Earth Science: Mammals – Mammals: Diversity

From the fingernail-size Etruscan shrew to the almost a hundred-foot-long blue whale, the mere size differences among mammals are remarkable. Diverse modes of life have created a diversity of forms and functions.

Distinct adaptations to a particular way of life are, for example, revealed by the various shapes of limbs. The aquatic whales are fishlike in form. Bats in flight display a leathery skin extending between large fingers.

Life beneath the earth produces the cylindrical, compact body of the mole, where the forelimbs have changed into short, powerful digging tools. The outer body envelope of mammals gives an idea of their diversity. This ranges Color of skin and hair is often adapted to habitat conditions, as for example, with snow hares.

Skunks, on the other hand, give off strongly contrasting optical warning signals.
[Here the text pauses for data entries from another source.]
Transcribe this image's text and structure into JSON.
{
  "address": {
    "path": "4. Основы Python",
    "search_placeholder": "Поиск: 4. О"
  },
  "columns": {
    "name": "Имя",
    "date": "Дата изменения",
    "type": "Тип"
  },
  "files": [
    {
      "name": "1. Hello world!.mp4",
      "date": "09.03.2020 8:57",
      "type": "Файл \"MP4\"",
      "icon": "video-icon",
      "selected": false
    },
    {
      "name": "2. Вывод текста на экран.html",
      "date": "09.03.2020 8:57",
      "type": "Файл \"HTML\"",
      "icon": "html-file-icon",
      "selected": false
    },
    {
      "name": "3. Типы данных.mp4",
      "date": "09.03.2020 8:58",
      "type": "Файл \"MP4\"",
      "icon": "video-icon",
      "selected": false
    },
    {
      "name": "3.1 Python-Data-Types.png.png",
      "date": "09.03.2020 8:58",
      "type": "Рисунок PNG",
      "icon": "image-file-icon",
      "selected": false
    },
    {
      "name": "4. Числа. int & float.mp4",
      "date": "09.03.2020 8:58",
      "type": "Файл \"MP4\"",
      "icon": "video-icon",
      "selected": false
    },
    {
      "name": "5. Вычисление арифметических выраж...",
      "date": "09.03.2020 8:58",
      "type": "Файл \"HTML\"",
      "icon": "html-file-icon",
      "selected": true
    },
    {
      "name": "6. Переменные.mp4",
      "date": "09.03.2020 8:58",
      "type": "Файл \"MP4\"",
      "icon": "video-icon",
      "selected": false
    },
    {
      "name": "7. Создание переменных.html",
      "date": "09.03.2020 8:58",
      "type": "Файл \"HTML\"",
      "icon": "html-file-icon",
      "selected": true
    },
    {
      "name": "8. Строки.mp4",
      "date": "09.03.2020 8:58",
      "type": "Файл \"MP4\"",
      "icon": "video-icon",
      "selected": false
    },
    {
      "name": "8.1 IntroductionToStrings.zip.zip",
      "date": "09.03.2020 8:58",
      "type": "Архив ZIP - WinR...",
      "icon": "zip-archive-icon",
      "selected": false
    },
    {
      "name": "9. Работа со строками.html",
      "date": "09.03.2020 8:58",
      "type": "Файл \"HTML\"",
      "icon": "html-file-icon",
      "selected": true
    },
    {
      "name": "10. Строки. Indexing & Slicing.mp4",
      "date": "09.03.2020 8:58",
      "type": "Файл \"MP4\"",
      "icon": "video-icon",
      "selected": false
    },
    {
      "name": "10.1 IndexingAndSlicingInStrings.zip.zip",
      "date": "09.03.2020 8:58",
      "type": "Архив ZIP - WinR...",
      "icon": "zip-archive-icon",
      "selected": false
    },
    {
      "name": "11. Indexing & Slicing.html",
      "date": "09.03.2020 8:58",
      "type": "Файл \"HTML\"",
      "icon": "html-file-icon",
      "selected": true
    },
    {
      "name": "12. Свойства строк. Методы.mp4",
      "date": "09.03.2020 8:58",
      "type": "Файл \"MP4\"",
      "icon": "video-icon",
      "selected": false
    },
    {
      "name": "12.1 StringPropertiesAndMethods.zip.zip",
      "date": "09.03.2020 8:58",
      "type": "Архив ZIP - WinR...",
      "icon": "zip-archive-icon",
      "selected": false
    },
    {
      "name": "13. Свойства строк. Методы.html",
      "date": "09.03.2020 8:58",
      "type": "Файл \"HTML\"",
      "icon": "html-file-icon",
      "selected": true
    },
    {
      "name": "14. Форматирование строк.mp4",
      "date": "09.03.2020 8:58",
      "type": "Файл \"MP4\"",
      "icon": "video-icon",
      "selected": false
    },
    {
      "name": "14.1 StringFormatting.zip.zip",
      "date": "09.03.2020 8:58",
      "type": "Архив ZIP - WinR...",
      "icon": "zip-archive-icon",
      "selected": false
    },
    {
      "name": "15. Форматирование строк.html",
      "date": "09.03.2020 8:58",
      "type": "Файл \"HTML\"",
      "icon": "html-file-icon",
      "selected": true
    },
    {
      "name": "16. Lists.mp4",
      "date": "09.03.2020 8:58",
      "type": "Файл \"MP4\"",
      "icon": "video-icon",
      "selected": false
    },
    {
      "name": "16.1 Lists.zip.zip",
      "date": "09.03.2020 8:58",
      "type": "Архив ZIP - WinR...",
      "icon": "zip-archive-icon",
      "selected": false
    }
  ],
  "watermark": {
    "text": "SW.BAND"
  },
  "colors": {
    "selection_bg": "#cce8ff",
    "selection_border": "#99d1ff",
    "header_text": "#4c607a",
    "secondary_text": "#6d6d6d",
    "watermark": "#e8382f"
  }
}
With whales and sea cows, the furry coat has almost completely regressed. With respect to diet, there are pure plant and meat eaters and species that will feed on anything.

Meat-eaters have a short digestive tract, while plant-feeders break down and metabolize their hard-to-digest food in a longer digestive tract or, like ruminants, in a multichambered stomach.

Sensory diversity

The sense of smell, which is important for finding food, for territorial behavior, and for the recognition of other members of the same species, is particularly well developed in nose-oriented animals such as dogs or horses. In these animals the olfactory membrane is often extended onto the outside of the nostrils.

Eye-oriented animals, such as cats and humans, have a highly developed visual faculty. Many diurnal animals are able to recognize colors, and nocturnal animals are able to enhance their visual acuity with a special reflection layer in their eyes. Cats also use extremely sensitive tactile hairs for orientation.

Toothed whales and bats can orient themselves by means of echolocation, and the tip of an elephant’s trunk has delicate sensors for mechanical stimuli.


The humps in camels serve as fat and energy reservoirs These animals can take in enormous volumes of water within a few minutes, since the oval shape of their red blood cells prevents possible bursting.

Special rectal cells remove liquid from fecal matter almost completely; the kidney and bladder condense urine to a point where only a single drop is released.

The nostrils can be closed off, and special reticulating tissue in the nose cools the blood supply flowing to the heat-sensitive brain and eye cells.


MAMMAL DENTITION consists of four distinct types of teeth: incisors, canines, and two types of molar teeth.

Most species initially have a set of milk teeth, so-called deciduous teeth, that fall out and are replaced by permanent teeth during the second dentition.